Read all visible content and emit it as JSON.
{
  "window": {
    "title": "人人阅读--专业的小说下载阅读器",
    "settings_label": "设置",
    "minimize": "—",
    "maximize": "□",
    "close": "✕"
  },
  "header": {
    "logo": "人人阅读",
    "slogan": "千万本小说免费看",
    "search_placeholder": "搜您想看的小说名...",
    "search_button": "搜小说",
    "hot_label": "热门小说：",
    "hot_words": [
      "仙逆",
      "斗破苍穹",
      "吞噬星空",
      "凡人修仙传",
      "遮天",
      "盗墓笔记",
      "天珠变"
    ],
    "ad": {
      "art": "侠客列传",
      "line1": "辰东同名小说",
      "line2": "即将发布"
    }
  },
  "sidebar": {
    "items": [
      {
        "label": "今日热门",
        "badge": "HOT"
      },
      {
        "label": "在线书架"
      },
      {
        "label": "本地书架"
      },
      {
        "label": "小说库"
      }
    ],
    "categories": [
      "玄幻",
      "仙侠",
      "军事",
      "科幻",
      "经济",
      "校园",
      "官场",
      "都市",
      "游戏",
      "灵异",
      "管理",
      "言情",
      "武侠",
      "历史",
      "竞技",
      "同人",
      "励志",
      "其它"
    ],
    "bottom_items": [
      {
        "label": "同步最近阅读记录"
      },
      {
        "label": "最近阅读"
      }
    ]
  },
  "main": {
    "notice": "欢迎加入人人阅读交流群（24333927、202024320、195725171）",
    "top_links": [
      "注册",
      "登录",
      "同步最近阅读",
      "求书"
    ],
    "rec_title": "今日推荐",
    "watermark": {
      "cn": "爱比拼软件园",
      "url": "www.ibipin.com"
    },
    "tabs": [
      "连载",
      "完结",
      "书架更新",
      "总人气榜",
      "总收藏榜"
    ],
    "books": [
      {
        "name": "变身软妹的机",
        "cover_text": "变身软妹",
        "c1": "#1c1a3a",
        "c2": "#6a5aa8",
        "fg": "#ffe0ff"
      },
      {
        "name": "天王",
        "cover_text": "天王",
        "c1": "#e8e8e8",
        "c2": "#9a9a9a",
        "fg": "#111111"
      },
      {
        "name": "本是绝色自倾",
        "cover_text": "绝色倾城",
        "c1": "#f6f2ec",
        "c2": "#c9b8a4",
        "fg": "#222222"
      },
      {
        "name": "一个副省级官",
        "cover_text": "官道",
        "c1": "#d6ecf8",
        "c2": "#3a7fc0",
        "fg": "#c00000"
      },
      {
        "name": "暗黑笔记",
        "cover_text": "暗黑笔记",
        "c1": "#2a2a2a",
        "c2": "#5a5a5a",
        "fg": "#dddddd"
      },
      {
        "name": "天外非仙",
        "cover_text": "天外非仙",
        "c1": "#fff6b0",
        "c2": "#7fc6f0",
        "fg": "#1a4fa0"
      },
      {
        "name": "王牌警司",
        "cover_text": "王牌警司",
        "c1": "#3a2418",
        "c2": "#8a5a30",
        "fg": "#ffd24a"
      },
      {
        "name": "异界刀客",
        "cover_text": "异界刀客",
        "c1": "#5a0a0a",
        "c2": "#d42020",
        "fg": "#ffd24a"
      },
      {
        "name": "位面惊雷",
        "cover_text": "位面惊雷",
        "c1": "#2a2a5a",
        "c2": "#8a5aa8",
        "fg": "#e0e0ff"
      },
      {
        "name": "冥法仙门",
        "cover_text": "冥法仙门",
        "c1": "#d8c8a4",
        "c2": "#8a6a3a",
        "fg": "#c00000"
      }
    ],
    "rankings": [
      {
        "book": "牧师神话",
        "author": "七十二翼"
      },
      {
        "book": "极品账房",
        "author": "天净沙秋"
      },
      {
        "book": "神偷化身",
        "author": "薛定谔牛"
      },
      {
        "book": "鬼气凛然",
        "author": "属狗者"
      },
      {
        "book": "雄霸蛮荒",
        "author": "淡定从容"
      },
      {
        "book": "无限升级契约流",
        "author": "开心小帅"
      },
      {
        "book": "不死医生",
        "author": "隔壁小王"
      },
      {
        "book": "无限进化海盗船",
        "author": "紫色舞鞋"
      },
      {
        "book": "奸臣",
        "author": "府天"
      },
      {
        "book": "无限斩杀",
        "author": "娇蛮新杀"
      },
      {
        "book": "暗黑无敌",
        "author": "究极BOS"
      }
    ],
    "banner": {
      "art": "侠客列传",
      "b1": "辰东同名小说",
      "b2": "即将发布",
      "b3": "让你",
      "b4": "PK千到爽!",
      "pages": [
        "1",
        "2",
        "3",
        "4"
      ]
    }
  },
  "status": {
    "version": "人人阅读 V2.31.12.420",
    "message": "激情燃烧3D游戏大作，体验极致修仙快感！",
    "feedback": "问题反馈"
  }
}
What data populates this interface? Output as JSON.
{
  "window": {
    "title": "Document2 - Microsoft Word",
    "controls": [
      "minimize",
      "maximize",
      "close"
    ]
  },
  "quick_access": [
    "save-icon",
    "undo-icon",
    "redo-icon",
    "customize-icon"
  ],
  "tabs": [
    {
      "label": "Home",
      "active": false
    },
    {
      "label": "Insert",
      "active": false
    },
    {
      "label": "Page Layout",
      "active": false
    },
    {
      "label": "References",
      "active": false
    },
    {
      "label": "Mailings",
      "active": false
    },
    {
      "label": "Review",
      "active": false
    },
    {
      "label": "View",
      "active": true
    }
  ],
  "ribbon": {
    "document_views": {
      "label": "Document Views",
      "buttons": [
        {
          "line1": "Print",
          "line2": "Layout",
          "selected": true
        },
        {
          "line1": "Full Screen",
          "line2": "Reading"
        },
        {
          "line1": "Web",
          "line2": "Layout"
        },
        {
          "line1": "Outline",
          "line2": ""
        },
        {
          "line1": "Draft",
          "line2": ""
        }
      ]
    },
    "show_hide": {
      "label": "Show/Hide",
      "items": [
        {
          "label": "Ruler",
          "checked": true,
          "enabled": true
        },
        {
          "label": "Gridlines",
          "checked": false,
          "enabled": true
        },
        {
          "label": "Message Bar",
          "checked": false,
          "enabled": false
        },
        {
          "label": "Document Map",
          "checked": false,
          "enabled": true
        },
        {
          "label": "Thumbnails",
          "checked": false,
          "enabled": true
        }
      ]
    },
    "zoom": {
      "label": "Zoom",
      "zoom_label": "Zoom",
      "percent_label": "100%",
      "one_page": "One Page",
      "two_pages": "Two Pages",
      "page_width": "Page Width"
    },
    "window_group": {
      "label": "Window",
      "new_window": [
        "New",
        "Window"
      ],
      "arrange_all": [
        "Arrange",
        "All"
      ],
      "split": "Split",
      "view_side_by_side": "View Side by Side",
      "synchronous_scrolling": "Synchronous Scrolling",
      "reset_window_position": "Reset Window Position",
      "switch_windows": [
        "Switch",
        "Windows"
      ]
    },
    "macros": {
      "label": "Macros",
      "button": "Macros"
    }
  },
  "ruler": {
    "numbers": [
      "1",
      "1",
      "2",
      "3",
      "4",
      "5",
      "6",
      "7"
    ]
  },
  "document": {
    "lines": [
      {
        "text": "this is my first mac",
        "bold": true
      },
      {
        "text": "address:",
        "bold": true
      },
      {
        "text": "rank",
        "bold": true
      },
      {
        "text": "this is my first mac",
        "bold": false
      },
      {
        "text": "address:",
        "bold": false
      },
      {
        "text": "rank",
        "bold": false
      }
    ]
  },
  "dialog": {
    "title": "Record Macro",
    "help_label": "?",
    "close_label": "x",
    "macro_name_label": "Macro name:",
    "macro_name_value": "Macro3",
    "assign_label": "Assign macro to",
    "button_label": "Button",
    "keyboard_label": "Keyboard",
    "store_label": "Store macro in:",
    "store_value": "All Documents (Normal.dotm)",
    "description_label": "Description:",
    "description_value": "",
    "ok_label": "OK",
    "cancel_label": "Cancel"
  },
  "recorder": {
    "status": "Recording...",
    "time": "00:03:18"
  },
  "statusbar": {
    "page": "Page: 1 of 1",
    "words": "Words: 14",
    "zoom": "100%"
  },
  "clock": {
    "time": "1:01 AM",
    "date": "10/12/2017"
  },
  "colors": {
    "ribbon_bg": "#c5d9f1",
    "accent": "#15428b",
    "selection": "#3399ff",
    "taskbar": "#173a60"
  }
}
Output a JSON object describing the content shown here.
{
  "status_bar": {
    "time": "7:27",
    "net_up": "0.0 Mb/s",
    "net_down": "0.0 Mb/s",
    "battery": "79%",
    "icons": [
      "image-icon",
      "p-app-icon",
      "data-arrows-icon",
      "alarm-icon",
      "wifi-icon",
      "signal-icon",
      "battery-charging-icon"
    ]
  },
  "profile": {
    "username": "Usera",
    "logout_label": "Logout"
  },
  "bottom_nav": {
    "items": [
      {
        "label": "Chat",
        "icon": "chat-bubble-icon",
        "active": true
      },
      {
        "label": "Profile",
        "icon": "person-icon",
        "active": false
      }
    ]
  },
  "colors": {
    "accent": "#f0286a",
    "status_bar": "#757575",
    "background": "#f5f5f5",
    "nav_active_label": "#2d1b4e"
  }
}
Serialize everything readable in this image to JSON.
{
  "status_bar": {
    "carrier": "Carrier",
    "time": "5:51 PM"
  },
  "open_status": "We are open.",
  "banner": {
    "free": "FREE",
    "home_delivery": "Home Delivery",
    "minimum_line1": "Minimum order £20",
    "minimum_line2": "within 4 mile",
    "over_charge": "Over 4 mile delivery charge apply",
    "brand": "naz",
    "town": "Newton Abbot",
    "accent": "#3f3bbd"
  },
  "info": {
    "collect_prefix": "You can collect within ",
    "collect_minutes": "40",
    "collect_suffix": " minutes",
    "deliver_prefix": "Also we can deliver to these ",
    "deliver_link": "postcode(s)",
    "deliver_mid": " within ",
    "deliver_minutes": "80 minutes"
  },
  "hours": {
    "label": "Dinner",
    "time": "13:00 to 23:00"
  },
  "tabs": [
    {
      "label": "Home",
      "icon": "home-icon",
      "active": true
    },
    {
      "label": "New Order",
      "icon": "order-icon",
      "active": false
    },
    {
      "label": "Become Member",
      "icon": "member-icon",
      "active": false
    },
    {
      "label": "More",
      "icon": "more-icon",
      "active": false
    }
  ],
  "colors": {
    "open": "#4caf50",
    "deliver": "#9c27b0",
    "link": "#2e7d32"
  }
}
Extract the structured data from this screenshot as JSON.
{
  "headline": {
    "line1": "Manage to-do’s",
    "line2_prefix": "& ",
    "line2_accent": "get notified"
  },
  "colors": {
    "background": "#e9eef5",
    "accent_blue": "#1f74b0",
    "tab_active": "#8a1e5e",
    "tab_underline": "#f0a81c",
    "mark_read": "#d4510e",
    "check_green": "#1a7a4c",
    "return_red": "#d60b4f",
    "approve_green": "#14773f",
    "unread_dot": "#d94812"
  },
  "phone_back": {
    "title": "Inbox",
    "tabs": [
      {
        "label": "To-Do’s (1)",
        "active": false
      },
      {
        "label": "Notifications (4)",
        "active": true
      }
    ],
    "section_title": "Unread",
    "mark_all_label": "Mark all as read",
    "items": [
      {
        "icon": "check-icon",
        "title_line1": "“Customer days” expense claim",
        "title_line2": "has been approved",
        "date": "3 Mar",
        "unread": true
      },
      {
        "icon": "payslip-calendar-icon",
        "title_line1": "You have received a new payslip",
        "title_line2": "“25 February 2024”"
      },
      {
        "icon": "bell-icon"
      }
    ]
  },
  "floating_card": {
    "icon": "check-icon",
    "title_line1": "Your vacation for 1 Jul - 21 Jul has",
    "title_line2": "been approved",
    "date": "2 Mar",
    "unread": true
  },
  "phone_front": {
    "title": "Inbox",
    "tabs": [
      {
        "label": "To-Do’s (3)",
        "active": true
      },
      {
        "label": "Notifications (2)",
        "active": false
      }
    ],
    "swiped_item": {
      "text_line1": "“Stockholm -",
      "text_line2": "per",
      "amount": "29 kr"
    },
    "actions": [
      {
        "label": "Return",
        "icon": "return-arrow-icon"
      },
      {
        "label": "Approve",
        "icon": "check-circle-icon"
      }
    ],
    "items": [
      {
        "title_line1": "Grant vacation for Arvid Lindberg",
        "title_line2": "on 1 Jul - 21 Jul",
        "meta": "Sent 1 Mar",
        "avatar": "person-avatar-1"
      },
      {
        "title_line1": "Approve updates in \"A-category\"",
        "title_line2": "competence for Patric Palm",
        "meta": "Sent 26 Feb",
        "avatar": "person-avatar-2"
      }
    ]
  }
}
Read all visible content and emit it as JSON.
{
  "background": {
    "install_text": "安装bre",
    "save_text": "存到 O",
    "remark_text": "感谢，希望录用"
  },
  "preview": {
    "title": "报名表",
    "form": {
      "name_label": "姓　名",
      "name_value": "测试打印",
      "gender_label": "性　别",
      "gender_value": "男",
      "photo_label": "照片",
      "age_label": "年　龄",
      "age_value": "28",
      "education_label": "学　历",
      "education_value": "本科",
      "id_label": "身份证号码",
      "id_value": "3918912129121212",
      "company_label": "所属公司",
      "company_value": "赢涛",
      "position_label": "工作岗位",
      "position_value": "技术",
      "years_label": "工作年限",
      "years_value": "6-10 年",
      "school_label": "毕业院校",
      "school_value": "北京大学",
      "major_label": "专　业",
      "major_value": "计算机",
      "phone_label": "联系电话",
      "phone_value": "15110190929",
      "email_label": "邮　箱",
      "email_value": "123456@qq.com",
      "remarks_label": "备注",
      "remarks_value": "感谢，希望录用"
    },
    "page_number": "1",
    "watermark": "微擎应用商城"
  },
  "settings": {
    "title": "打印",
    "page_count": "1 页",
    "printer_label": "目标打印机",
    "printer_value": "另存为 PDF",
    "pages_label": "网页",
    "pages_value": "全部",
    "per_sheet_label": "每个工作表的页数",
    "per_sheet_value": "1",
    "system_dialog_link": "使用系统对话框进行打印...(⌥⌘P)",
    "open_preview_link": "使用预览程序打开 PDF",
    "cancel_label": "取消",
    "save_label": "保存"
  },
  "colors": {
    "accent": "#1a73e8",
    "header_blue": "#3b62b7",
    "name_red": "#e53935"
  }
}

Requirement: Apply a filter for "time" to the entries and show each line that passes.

Response below:
    "time": "00:03:18"
    "time": "1:01 AM",
    "time": "7:27",
    "time": "5:51 PM"
    "time": "13:00 to 23:00"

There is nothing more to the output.